So, when deciding on which affiliate products to promote, think carefully about your audience. Get into your readers’ minds. Find out what they like, what they dislike. Get on forums or social media and figure out what problems they’re facing. Research the kind of things that your audience is actually buying.
Then, promote those products!
5. Shop Around for Affiliate Programs Within Your Niche
Not all affiliate programs are created equal. Your job as an affiliate is to send traffic to the merchant’s website, but how well is their website set up to convert? And how good is their tracking technology?
An affiliate could create the perfect funnel, getting readers to the point of deciding to make a purchase. But if readers follow your affiliate link to find a website with poor design, slow load time, unclear directions, or an insecure checkout process, they may be put off from buying the product.
That’s why it’s extremely important to do a thorough check of the merchants or programs that you want to get involved in. Make sure that their website is ready to convert the traffic that you send.
For niche blogs, dig a bit deeper online to find in-house programs within a narrow niche. Sometimes these very niche-specific programs offer the best payouts.
6. Include Social Proof
People love to know that they’re purchasing something that other people already like. That’s why social proof is such a big help in boosting conversions.
Try to include real statistics or actual reviews to show that other people really enjoyed using this product.
And of course, your own personal impressions of the product can be a great way to include social proof!
7. Attract Readers with Your Call to Action
Especially in review articles, it’s great to have a large, clear call to action. Lead up to it throughout your post, and then create a direct funnel into the call to action.

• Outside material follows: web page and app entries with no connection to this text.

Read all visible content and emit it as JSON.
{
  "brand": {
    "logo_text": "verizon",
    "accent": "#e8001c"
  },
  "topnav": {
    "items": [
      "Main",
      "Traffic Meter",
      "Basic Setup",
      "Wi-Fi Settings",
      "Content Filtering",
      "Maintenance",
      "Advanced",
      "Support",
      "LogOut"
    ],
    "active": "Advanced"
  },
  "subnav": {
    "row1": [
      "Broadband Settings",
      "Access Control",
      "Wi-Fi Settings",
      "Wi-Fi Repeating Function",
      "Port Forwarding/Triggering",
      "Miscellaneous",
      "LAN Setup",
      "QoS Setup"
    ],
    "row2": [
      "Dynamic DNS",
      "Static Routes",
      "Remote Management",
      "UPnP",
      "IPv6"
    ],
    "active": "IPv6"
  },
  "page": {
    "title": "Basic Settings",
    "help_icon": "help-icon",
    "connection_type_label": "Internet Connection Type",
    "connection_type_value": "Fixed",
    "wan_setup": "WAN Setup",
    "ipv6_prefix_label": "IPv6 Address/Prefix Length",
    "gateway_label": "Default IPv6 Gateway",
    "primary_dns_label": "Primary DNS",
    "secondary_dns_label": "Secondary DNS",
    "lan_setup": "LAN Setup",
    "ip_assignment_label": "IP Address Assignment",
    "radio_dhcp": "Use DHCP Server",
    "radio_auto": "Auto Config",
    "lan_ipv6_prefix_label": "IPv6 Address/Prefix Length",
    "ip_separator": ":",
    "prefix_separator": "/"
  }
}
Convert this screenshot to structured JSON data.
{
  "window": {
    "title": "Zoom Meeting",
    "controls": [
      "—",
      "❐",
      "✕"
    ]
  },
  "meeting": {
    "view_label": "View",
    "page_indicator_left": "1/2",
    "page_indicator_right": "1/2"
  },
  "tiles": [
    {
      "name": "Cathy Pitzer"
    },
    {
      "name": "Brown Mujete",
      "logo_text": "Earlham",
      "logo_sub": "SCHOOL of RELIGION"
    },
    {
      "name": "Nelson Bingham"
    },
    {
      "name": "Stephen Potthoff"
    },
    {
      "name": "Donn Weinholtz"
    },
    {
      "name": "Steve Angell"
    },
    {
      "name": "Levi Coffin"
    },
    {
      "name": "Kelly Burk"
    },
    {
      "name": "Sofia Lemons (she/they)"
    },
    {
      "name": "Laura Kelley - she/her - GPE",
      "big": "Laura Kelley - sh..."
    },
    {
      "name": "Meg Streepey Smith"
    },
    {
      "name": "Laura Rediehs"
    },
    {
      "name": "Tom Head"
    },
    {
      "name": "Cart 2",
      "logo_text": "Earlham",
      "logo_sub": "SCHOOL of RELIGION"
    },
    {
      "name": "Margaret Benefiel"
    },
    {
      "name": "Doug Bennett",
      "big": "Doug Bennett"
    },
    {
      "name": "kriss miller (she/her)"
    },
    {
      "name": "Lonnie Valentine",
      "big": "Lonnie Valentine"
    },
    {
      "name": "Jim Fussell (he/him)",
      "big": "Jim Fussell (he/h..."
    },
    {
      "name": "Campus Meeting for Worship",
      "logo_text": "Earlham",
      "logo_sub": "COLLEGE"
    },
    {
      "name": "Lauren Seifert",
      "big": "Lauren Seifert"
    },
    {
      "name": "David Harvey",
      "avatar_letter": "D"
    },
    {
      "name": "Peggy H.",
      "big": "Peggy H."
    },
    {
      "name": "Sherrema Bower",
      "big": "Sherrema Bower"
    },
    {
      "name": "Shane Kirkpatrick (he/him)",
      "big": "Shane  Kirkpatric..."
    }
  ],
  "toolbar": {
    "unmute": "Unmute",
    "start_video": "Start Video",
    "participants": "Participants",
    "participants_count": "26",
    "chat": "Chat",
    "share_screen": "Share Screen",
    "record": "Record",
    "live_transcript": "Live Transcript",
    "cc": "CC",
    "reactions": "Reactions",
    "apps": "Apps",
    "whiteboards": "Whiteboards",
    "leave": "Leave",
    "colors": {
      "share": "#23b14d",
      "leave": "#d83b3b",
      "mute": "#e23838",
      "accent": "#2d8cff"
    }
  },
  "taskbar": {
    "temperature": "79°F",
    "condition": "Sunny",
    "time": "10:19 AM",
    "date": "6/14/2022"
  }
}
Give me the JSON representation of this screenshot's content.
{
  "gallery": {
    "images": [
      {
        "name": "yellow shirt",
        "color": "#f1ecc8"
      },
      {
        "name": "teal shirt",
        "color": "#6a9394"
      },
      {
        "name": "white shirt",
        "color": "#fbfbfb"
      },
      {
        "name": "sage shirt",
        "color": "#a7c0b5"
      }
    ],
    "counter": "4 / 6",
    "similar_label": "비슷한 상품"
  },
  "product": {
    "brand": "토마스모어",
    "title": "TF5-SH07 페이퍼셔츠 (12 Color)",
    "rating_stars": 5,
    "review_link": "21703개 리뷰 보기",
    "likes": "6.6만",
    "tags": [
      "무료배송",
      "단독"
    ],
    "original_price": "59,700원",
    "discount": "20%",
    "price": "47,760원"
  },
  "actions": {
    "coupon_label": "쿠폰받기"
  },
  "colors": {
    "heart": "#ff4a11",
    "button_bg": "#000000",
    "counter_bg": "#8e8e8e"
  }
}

Interestingly enough, even the color you choose for the call to action button can actually have a huge effect on whether or not people click!
While advertisers have experimented with many different colors, it’s been difficult to prove that one color works better than any other consistently.
Actually, the one consistent factor that researchers have found effective is the contrast created by your call to action (CTA) button.
If your CTA button blends in with the general design of your website, it won’t stand out to readers and will thus be less appealing. So, create contrast! For example, if you use a lot of blue in your design, try making your CTA button red.
Creating contrast allows your CTA button to stand out.
8. Find the Right Industry
It’s true, some industries convert better than others. This has nothing to do with you, it really is just the industry.
Research into e-commerce website conversions showed that industries such as electronics, business services, publishing and entertainment, and financial services and insurance are all strong in online selling. Industries that didn’t do as well included industrial supplies, food, and beverage.
So, if you’re looking into different niches, try and do some research to see what kind of conversions that industry is seeing currently. This will help you choose an industry that is actually converting online, which means you’ll see more conversions as an affiliate.
Final Thoughts on Average Conversion Rates
In this article, we’ve seen that an average affiliate conversion rate is somewhere between 0.5% and 1%. However, do not despair if you’re below this average number!
As we’ve discussed above, there are plenty of ways to increase your conversion rate, including relating better to your audience, testing link placement, livening up your call to action and adding social proof.
All of the steps above will help you to reach those average affiliate conversion rates, and become a successful affiliate marketer!